Kentucky Democratic Party Chairman Wants Expanded Voting Opportunities for November Election
While official results of Kentucky’s primary election won’t be known until early next week, both parties are calling the voting process a win.
Republican Secretary of State Michael Adams says Kentucky offered the nation a model for success in conducting an election during a pandemic.
"I’m proud of the resilient Kentucky voters who refused to let a virus disenfranchise them," Adams said in a statement. "While in so many categories Kentucky remains near the bottom, today Kentucky is first in something – conducting elections, even under extreme circumstances, and exhibiting grace under pressure."
Despite the challenges of fewer poll workers and polling precincts, a record number of Kentuckians cast a primary ballot. Ben Self, chairman of the Kentucky Democratic Party, credits turnout to mail-in and no-excuse early voting.
“I think it just goes to show when you make it easier for people to participate in democracy, more people will participate in democracy, and I think that’s a really good thing," Self told WKU Public Radio.
Self says he’d like to see mail-in and no-excuse early voting continue for the November election. If there’s a resurgence of COVID-19 in the fall, Kentuckians could face a similar process in November. In an interview with WKU Public Radio, Adams said he and Gov. Andy Beshear are already making plans for the general election.

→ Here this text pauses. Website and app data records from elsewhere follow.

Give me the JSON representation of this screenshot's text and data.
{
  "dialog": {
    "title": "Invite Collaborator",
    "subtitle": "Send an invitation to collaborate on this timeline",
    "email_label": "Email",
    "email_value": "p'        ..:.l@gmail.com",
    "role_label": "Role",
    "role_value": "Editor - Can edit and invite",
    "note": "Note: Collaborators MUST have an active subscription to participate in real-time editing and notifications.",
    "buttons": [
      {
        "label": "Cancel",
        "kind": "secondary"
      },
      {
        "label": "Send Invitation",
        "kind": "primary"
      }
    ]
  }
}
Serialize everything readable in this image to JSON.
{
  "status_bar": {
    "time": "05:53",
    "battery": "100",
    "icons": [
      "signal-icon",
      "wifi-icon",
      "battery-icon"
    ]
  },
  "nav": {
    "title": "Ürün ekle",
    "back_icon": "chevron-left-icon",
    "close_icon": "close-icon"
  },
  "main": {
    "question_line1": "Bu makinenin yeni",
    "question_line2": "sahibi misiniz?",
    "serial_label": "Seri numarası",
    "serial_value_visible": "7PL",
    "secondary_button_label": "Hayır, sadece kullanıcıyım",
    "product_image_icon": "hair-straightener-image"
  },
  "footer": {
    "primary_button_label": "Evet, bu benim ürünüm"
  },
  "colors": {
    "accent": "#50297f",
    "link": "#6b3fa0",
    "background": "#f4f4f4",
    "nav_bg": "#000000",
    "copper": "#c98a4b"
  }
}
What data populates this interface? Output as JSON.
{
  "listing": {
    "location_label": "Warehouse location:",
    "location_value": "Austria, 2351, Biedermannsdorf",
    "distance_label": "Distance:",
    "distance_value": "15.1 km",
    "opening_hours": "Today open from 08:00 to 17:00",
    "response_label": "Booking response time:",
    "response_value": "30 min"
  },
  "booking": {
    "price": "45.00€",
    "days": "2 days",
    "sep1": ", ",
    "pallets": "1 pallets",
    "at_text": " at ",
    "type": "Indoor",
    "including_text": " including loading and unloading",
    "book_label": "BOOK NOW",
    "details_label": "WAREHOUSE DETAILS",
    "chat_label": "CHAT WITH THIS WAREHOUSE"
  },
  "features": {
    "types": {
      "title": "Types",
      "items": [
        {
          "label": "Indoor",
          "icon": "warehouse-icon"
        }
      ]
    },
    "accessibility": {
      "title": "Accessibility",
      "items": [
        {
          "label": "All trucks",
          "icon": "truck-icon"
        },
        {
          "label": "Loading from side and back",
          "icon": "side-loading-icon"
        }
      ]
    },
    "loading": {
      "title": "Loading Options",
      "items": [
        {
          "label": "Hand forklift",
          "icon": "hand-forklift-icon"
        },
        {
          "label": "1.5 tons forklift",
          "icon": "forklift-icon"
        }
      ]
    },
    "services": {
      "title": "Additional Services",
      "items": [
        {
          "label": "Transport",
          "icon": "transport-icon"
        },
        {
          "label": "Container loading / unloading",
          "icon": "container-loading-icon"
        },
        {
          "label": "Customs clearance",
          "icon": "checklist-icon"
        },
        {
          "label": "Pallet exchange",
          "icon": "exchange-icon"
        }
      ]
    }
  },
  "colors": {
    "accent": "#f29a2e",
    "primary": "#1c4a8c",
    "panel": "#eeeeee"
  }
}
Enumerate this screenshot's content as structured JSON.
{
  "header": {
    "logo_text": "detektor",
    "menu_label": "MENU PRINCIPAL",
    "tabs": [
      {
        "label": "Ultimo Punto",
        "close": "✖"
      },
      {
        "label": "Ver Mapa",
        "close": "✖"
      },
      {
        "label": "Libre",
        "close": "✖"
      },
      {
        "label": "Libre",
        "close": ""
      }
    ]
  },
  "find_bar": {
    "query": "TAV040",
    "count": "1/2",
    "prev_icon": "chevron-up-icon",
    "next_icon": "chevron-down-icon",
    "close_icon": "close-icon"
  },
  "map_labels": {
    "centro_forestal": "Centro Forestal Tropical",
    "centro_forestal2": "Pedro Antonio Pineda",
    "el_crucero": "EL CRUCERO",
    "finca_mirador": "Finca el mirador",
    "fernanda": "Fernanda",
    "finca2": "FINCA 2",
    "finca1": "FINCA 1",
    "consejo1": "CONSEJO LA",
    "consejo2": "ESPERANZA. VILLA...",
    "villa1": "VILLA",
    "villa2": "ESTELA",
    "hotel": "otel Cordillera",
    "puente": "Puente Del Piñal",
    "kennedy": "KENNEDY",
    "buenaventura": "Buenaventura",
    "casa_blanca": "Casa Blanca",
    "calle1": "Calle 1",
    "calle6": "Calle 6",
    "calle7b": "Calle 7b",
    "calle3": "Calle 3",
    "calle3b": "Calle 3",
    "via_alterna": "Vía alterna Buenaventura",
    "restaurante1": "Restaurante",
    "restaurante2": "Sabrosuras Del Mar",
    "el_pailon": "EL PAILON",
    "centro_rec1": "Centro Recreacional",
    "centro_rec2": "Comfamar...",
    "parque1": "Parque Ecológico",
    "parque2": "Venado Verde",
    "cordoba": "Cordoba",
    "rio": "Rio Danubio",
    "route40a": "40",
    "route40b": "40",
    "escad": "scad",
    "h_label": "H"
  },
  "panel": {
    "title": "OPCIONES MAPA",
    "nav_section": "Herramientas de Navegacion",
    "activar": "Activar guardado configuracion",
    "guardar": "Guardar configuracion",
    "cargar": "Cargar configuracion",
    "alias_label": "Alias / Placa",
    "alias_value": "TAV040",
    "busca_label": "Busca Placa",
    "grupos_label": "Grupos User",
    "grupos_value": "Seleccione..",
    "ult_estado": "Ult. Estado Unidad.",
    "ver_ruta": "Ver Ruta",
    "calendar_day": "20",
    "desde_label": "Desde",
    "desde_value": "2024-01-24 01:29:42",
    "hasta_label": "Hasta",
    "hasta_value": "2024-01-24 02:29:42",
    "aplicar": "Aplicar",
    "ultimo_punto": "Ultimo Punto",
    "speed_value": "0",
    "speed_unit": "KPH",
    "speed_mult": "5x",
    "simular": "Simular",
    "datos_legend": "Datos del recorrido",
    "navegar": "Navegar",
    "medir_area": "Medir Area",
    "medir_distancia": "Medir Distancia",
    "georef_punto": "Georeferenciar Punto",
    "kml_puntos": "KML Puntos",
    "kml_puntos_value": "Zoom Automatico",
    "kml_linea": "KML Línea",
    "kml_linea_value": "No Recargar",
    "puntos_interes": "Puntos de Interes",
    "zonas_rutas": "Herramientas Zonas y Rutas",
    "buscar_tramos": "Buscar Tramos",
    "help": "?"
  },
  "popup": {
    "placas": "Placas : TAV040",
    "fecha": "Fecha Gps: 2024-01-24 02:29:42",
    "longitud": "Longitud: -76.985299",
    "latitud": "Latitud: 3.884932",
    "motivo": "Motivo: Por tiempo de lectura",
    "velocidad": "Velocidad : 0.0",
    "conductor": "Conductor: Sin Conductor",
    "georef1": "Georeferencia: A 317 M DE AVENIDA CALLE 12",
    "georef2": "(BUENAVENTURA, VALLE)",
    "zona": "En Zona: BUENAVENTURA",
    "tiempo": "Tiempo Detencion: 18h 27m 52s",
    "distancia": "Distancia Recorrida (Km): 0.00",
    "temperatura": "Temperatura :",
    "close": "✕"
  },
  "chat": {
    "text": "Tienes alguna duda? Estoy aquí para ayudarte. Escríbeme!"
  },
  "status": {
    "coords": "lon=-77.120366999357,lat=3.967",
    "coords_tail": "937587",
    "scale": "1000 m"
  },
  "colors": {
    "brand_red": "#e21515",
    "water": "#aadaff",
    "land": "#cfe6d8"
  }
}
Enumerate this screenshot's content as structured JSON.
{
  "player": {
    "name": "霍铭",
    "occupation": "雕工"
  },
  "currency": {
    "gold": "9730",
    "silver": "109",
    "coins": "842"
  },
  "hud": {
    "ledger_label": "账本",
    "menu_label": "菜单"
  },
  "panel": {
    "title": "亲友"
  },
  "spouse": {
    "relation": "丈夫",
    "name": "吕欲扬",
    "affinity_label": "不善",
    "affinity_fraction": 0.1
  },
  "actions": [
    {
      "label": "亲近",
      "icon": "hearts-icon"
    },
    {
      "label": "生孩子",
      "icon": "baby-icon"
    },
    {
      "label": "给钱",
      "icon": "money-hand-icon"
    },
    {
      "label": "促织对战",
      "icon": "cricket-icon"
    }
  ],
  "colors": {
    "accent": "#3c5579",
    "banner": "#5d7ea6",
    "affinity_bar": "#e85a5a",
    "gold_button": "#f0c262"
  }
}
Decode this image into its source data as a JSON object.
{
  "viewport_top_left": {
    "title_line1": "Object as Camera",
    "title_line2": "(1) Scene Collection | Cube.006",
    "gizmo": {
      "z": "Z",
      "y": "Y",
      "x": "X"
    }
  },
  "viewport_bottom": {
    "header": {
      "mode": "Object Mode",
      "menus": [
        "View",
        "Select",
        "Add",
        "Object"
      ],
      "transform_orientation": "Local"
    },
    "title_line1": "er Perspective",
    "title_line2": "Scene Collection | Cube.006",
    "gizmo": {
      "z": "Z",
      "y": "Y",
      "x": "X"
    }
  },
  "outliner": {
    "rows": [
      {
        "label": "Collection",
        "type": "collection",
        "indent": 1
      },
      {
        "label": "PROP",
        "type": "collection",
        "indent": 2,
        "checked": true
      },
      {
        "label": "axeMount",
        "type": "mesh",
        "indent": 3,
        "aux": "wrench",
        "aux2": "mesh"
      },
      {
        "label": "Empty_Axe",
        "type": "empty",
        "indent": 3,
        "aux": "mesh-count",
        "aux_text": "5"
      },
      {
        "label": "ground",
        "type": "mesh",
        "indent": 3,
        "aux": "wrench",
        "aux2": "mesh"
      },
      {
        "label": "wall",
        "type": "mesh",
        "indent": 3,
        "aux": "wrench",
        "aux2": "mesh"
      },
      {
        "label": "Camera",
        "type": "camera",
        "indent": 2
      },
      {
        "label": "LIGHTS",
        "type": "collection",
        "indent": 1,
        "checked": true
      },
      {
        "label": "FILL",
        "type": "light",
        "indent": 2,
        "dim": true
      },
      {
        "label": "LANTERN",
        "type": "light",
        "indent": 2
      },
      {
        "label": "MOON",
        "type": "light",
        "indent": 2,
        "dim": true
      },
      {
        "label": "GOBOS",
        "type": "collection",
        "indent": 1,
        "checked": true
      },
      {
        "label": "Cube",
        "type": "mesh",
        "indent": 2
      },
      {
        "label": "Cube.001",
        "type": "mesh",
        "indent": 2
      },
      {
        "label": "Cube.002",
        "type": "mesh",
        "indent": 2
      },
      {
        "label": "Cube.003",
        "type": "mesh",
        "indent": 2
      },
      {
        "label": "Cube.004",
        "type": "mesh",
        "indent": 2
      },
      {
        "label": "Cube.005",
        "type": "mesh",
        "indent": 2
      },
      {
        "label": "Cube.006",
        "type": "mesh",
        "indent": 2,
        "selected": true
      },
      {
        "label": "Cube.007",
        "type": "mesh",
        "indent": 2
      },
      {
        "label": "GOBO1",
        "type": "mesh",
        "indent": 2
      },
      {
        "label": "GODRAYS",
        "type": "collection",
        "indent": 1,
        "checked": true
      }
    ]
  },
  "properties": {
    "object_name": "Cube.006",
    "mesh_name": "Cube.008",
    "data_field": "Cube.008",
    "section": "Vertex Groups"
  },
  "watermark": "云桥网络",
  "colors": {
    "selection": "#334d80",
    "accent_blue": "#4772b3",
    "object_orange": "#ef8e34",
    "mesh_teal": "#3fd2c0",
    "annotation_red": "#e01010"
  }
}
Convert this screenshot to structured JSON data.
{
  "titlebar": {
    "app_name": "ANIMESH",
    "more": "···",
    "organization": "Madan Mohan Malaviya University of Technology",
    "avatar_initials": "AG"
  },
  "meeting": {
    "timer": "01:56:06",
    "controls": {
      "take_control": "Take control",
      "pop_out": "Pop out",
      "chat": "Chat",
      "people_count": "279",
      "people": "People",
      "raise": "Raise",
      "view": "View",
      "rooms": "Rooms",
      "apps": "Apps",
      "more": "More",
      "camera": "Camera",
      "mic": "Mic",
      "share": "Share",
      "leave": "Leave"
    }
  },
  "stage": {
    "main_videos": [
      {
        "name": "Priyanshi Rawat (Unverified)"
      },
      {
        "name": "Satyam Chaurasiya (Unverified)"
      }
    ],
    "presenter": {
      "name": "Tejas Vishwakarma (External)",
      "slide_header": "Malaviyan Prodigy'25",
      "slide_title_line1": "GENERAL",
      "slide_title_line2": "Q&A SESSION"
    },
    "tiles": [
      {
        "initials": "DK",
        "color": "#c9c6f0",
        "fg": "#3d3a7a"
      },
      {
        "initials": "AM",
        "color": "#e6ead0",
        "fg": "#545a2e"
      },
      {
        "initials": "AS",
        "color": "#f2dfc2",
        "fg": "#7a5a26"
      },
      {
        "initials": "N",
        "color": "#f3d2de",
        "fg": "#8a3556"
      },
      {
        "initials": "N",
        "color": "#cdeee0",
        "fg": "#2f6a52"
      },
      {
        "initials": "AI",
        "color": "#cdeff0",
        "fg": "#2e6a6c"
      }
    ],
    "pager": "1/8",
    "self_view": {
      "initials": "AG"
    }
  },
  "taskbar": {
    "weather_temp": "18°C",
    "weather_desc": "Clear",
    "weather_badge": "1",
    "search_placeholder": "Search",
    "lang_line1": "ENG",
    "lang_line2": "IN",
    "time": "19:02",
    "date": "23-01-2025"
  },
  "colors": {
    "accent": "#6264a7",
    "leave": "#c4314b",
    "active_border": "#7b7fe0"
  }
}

"We're going to see how absentee and in-person balloting goes and we're going to learn some lessons for November. We may not change anything for November or we may change different things for November," Adams said. "It's got to be a joint decision. Under the law, he and I have to agree to whatever the default is, which would be a traditional election."
For the primary, the state reduced the number of polling places from 3,700 to 170, including just one in each of the state’s two largest counties, Jefferson and Fayette. Self adds that he hopes to see more locations for the November election, which could produce twice as many voters at the polls.
A federal judge ruled against a lawsuit which sought to add more polling locations in five of the state’s most populous counties.
Due to mail-in absentee ballots still being counted, official results of the primary won’t be released until Tuesday, June 30.